Prime Minister Benjamin Netanyahu’s office is blocking attempts to promote the construction of some 2,000 new homes in Har Homa, a Jewish neighborhood in East Jerusalem, the Kan public broadcaster reported Tuesday.
The Jerusalem Municipality has sought to advance the approval of the plan with the backing of Mayor Moshe Lion, the report said, but the Prime Minister’s Office has rejected it due to “diplomatic difficulties.”
The PMO did not deny the report, Kan said. An unnamed diplomatic source was quoted as saying in response: “Israel has built in Jerusalem, is building in Jerusalem and will continue building in Jerusalem — while exercising judgment.”
The Defense Ministry body responsible for authorizing settlement construction green-lighted plans for nearly 2,000 Israeli homes in the West Bank on Sunday and Monday.
The number of homes advanced, 1,936, was significantly fewer than the 3,000-plus that Netanyahu claimed would be approved beyond the Green Line, when he spoke at a campaign event ahead of last month’s Likud leadership primary.
Only 786 homes of the number were granted final approval for construction, with the remaining 1,150 advancing only through an earlier planning stage.
The vast majority of the homes that will eventually be constructed as a result of this week’s approvals will be located in settlements deep in the West Bank, as opposed to roughly 400 that will be built within the so-called blocs that most Israelis believe will be maintained in any peace deal.
Meanwhile on Monday the High Court of Justice dismissed a petition against the legality of a central West Bank settlement’s construction master plan, in a move that residents hope will pave the way for the legalization of the entire community, which was largely built on private Palestinian land.

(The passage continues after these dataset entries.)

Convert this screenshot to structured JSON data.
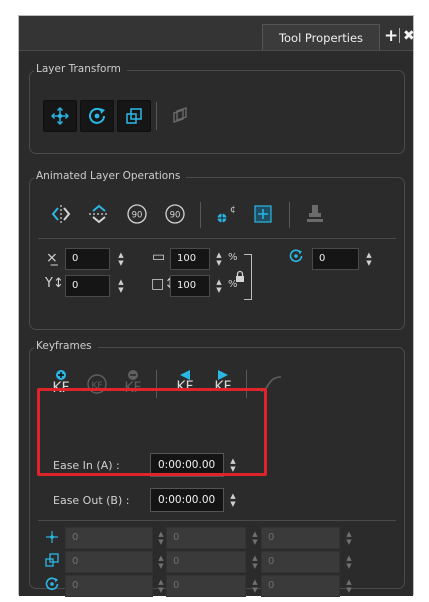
{
  "tab": {
    "title": "Tool Properties",
    "add": "+",
    "close": "✖"
  },
  "layer_transform": {
    "title": "Layer Transform"
  },
  "animated_ops": {
    "title": "Animated Layer Operations",
    "x_value": "0",
    "y_value": "0",
    "width_value": "100",
    "height_value": "100",
    "percent_w": "%",
    "percent_h": "%",
    "rotation_value": "0",
    "rot_neg90": "90",
    "rot_pos90": "90"
  },
  "keyframes": {
    "title": "Keyframes",
    "kf_label": "KF",
    "ease_in_label": "Ease In (A) :",
    "ease_in_value": "0:00:00.00",
    "ease_out_label": "Ease Out (B) :",
    "ease_out_value": "0:00:00.00",
    "disabled_rows": [
      {
        "v1": "0",
        "v2": "0",
        "v3": "0"
      },
      {
        "v1": "0",
        "v2": "0",
        "v3": "0"
      },
      {
        "v1": "0",
        "v2": "0",
        "v3": "0"
      }
    ]
  },
  "colors": {
    "accent": "#2bb7e6",
    "highlight": "#e0242b",
    "panel": "#2b2b2b"
  }
}
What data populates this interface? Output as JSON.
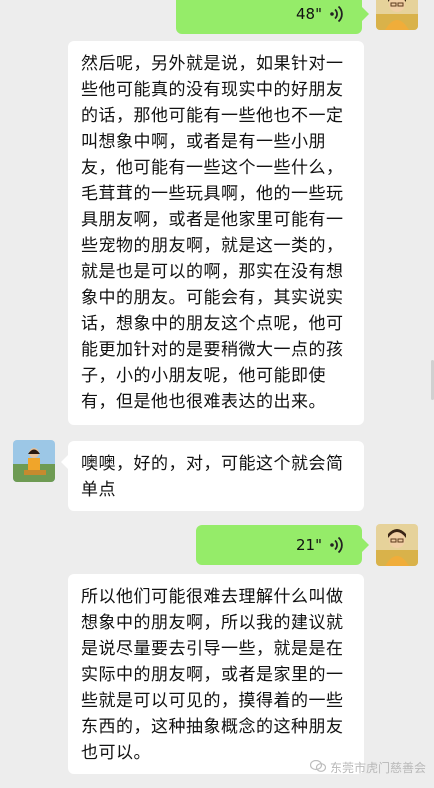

The petitioners, from the Palestinian villages of Ein Yabrud and Silwad, had argued that the master plan submitted by the neighboring Ofra settlement in 2014 covering approximately one-third of its area should have been dismissed due to its inclusion of nearly a dozen acres of land that had been registered to residents of their respective towns.
Rejecting the Palestinian claims, the panel of judges ruled that the majority of the master plan — roughly 60 acres’ worth — which had been a Jordanian military base before 1967 but was subsequently expropriated by Israel, could be used by the residents of Ofra.
Jacob Magid contributed to this report.